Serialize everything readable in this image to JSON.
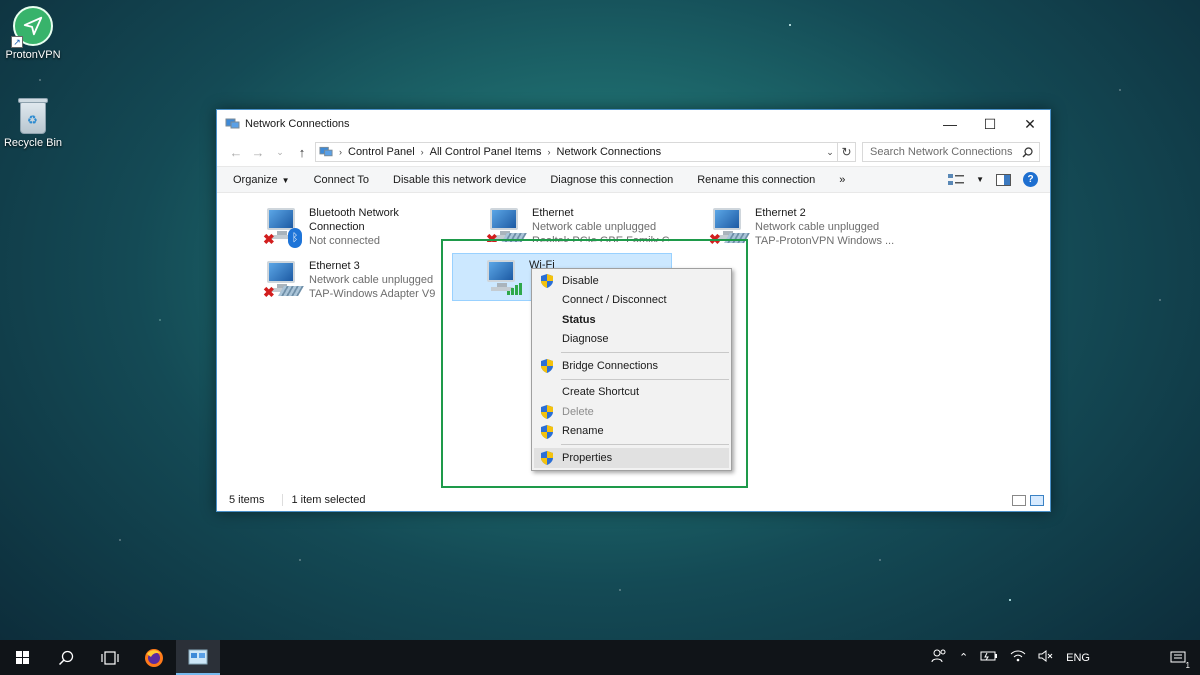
{
  "desktop": {
    "icons": [
      {
        "label": "ProtonVPN"
      },
      {
        "label": "Recycle Bin"
      }
    ]
  },
  "window": {
    "title": "Network Connections",
    "breadcrumbs": [
      "Control Panel",
      "All Control Panel Items",
      "Network Connections"
    ],
    "search_placeholder": "Search Network Connections",
    "commands": {
      "organize": "Organize",
      "connect_to": "Connect To",
      "disable": "Disable this network device",
      "diagnose": "Diagnose this connection",
      "rename": "Rename this connection",
      "more": "»"
    },
    "connections": [
      {
        "name": "Bluetooth Network",
        "name2": "Connection",
        "status": "Not connected",
        "adapter": "",
        "icon": "bluetooth-network-icon"
      },
      {
        "name": "Ethernet",
        "status": "Network cable unplugged",
        "adapter": "Realtek PCIe GBE Family C...",
        "icon": "ethernet-icon"
      },
      {
        "name": "Ethernet 2",
        "status": "Network cable unplugged",
        "adapter": "TAP-ProtonVPN Windows ...",
        "icon": "ethernet-icon"
      },
      {
        "name": "Ethernet 3",
        "status": "Network cable unplugged",
        "adapter": "TAP-Windows Adapter V9",
        "icon": "ethernet-icon"
      },
      {
        "name": "Wi-Fi",
        "status": "",
        "adapter": "",
        "icon": "wifi-network-icon",
        "selected": true
      }
    ],
    "status": {
      "items": "5 items",
      "selected": "1 item selected"
    }
  },
  "context_menu": {
    "items": [
      {
        "label": "Disable",
        "shield": true
      },
      {
        "label": "Connect / Disconnect",
        "shield": false
      },
      {
        "label": "Status",
        "shield": false,
        "bold": true
      },
      {
        "label": "Diagnose",
        "shield": false
      },
      {
        "label": "Bridge Connections",
        "shield": true
      },
      {
        "label": "Create Shortcut",
        "shield": false
      },
      {
        "label": "Delete",
        "shield": true,
        "disabled": true
      },
      {
        "label": "Rename",
        "shield": true
      },
      {
        "label": "Properties",
        "shield": true,
        "highlighted": true
      }
    ]
  },
  "taskbar": {
    "language": "ENG",
    "notification_count": "1"
  },
  "colors": {
    "highlight_box": "#1e9a4a",
    "selection": "#cce8ff",
    "accent": "#1e6fd0"
  }
}
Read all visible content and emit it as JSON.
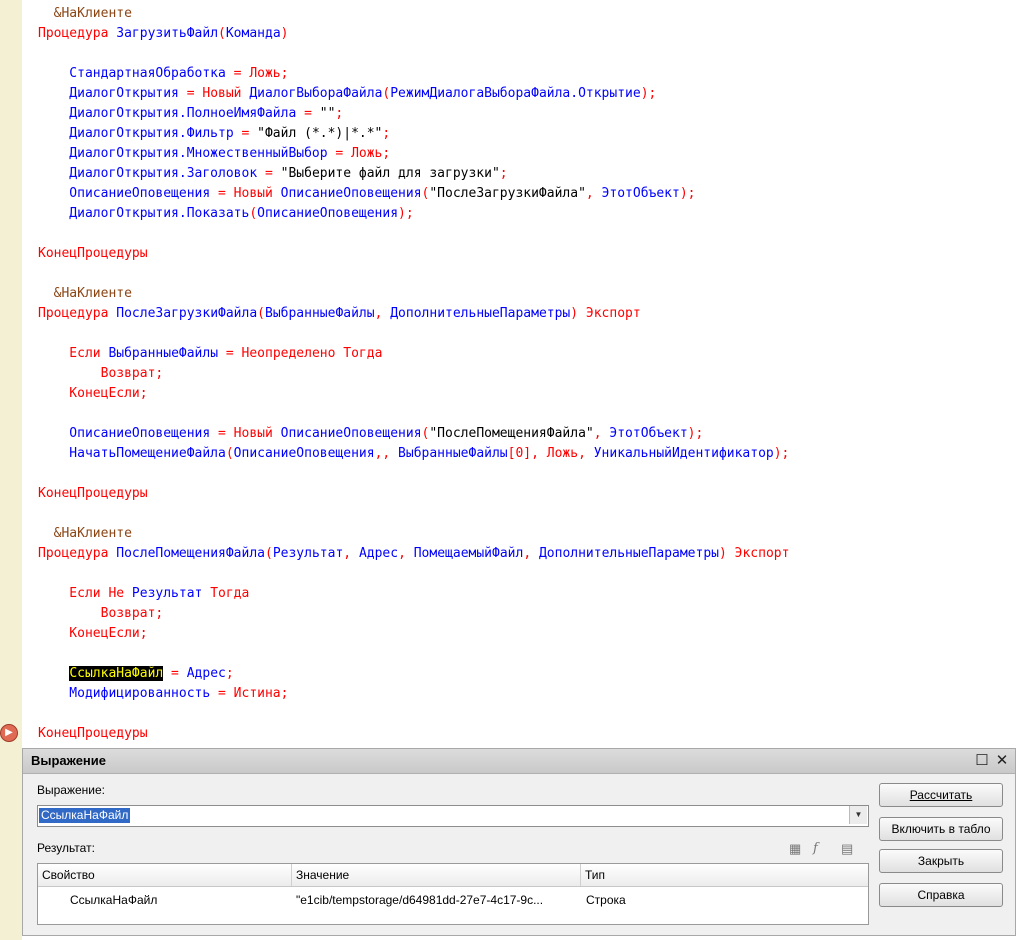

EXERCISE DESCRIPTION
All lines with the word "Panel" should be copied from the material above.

EXERCISE SOLUTION
      "Control Panel",
      "All Control Panel Items",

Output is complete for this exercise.